N Vasdev, N Kachroo, S Mathur, R Pickard
novel technique, prevention of bladder injury, seldinger technique, suprapubic catheterisation
N Vasdev, N Kachroo, S Mathur, R Pickard. Suprapubic bladder catheterisation using the Seldinger technique. The Internet Journal of Urology. 2006 Volume 5 Number 1.
Suprapubic catheterisation is normally performed blindly or ultrasound guided. We present an evaluation of a new Seldinger technique for suprapubic catheterisation in our department describing the technique and post procedure results.
6 patients had suprapubic catheters introduced via the Seldinger technique using suprapubic Foley catheter introduction set, Mediplus Ltd, High Wycombe, UK. All clinicians completed a questioner at the end of the procedure rating their confidence in the new device compared to the standard technique across 5 domains using a simple scale.
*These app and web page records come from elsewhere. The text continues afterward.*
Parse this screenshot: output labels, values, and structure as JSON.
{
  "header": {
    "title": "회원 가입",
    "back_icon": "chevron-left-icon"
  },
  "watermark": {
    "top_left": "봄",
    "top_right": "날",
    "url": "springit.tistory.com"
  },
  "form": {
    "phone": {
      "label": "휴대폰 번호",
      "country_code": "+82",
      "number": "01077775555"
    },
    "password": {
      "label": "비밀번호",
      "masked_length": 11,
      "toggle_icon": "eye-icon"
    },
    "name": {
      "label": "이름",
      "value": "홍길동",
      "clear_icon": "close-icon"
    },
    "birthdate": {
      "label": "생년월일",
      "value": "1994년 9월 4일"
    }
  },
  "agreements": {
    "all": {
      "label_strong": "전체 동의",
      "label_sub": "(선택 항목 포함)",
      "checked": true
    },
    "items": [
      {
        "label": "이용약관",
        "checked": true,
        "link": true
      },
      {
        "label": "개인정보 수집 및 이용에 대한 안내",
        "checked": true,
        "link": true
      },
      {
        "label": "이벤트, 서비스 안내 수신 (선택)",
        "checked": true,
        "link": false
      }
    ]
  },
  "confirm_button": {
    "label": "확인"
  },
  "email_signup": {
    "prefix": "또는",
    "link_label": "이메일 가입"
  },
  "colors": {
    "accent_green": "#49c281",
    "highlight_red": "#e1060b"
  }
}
Overall users of the device expressed greater confidence in application, patient comfort and safety of the new device compared to standard trochar placement. Given the current drive to minimise risk these devices appear to represent a significant advance over standard methods and merit consideration for routine use.
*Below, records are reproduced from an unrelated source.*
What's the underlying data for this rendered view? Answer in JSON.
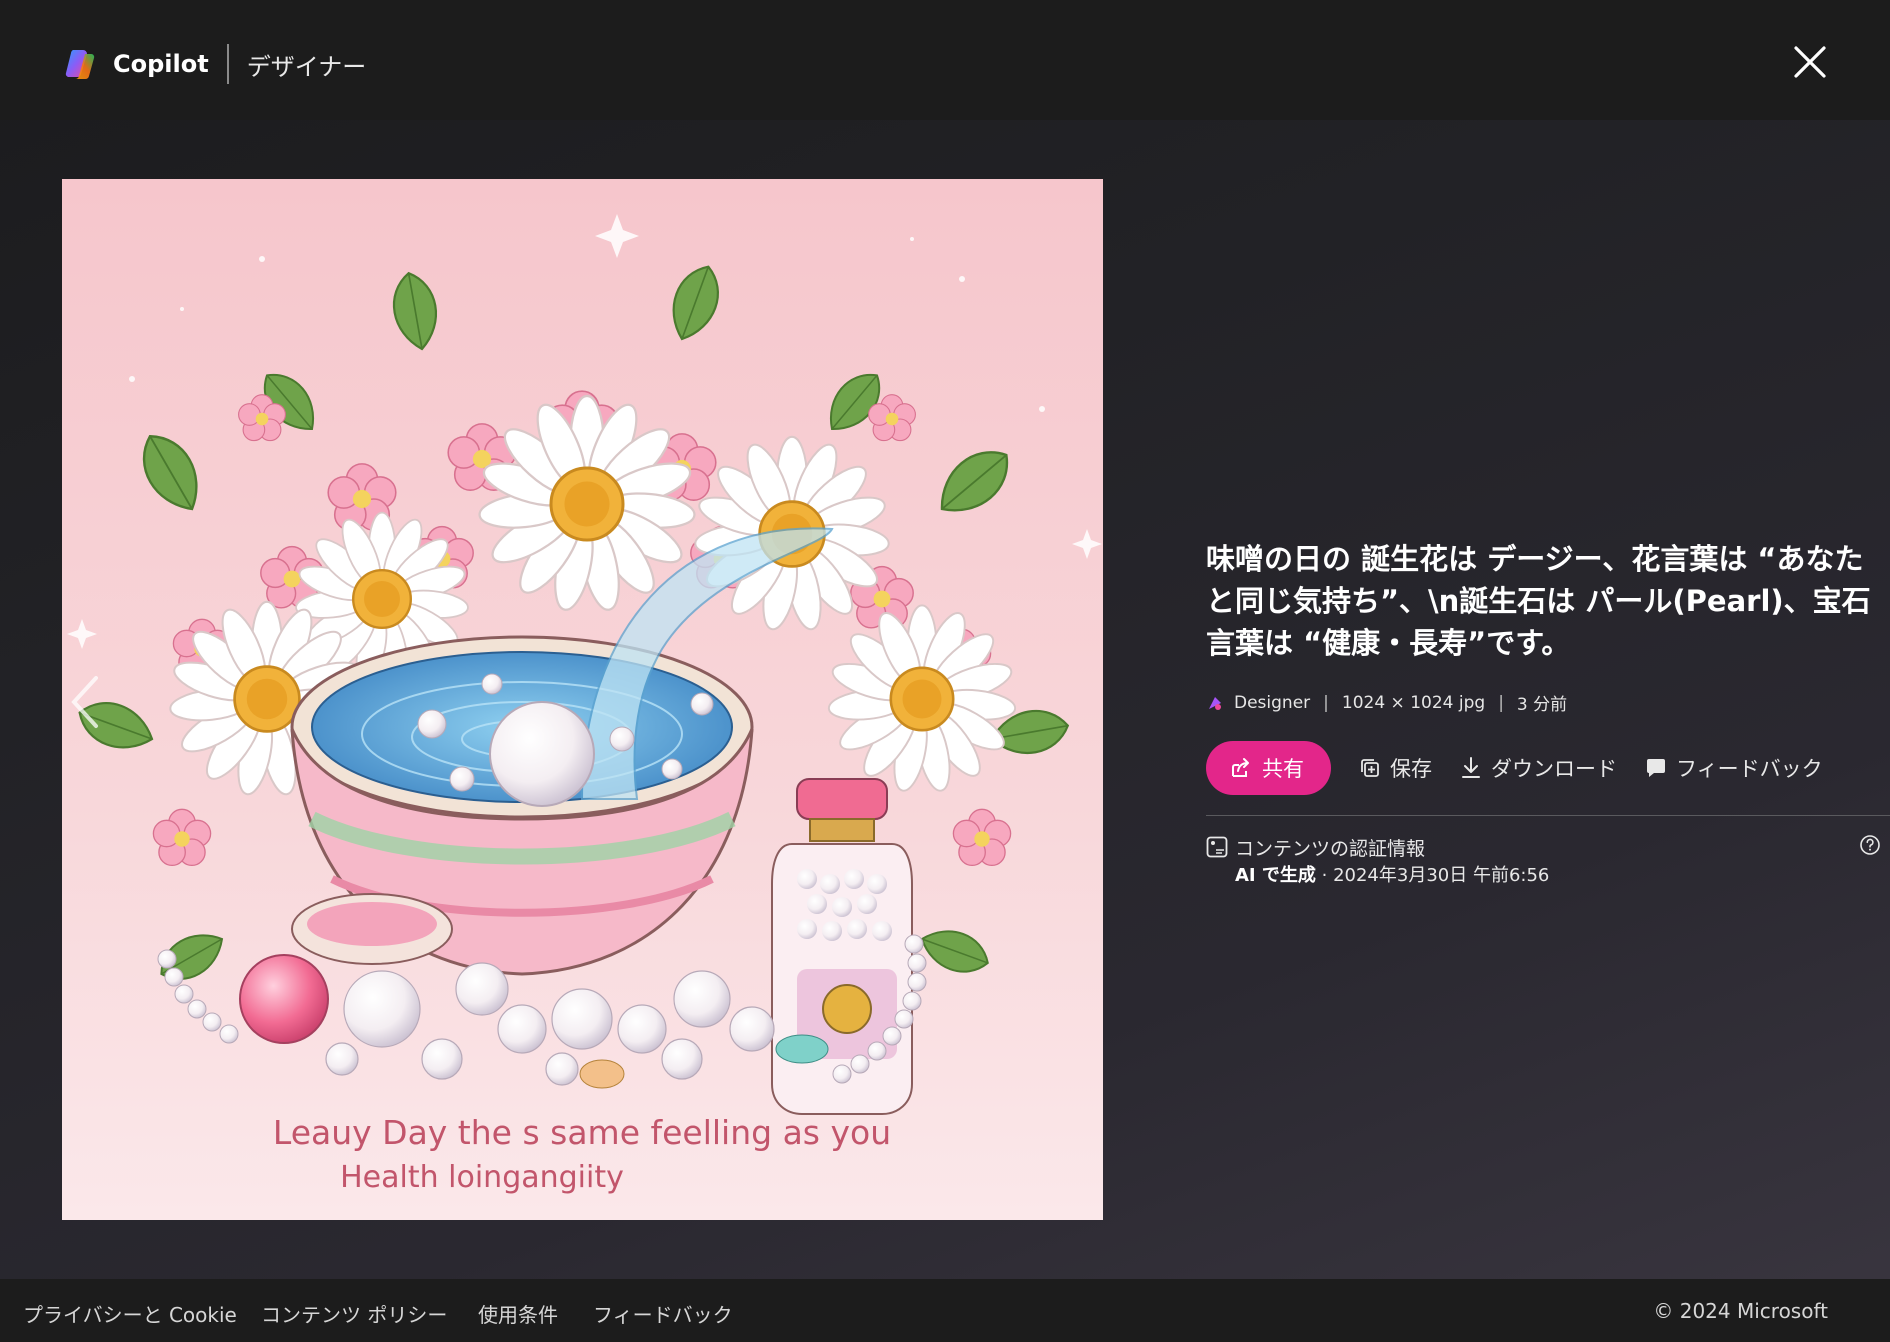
{
  "header": {
    "brand_name": "Copilot",
    "product": "デザイナー",
    "close_icon": "close-icon"
  },
  "image": {
    "caption_line1": "Leauy Day the s same feelling as you",
    "caption_line2": "Health loingangiity",
    "background_color": "#f7d3d6"
  },
  "info": {
    "title": "味噌の日の 誕生花は デージー、花言葉は “あなたと同じ気持ち”、\\n誕生石は パール(Pearl)、宝石言葉は “健康・長寿”です。",
    "meta": {
      "source": "Designer",
      "dimensions": "1024 × 1024 jpg",
      "time": "3 分前"
    },
    "actions": {
      "share": "共有",
      "save": "保存",
      "download": "ダウンロード",
      "feedback": "フィードバック"
    },
    "credentials": {
      "title": "コンテンツの認証情報",
      "ai_label": "AI で生成",
      "date": " · 2024年3月30日 午前6:56"
    }
  },
  "footer": {
    "links": [
      "プライバシーと Cookie",
      "コンテンツ ポリシー",
      "使用条件",
      "フィードバック"
    ],
    "copyright": "© 2024 Microsoft"
  },
  "colors": {
    "accent": "#e3268a",
    "header_bg": "#1c1c1c"
  }
}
Suprapubic catherisation is currently performed using blind or ultrasound-guided percutaneous trochar puncture. Although usually straightforward it can be associated with bowel injury which may be fatal1,2. The safer Seldinger technique is now standard for vascular access and nephrostomy insertion and we now report its application to suprapubic catheterisation.
We evaluated patient safety and the clinician's perception of a new Seldinger technique for Suprapubic catheterisation using the ‘Suprapubic Foleys catheter introducing set' (Mediplus Ltd, High Wycombe, UK) [Figure 1].
We asked 6 members of the urology staff (SpR's and Consultants) to use it when they next needed to catheterise a patient suprapubically. All patients were consented prior to the procedure. Catheter placement was accomplished by puncture of the full bladder under local anaesthetic using a 18 gauge needle confirmed by aspiration, passage of a floppy-tip 0.035 inch guidewire through the needle [Figure 2].
A dilatation of the track over the guidewire was performed followed by removal of the needle and passage of a 14 Fr Foley catheter (Standard length of 43cm) through the peel-away sheath which is part of the dilator assembly [Figure 3].
At each use the clinician was asked to complete a short questionnaire rating their confidence in the new device compared to the standard technique across 5 domains using a simple scale [Table 1].
Overall users of the device expressed greater confidence in application, patient comfort and safety of the new device compared to standard trochar placement. This is in agreement with previous assessment of a similar device which, to our knowledge, has not been marketed in the UK3. Given the current drive to minimise risk these devices appear to represent a significant advance over standard methods and merit consideration for routine use.
Mr Jack Chalker and Mr James Urie, Mediplus Ltd for kindly providing permission to reproduce and publish figures 1,2 and 3.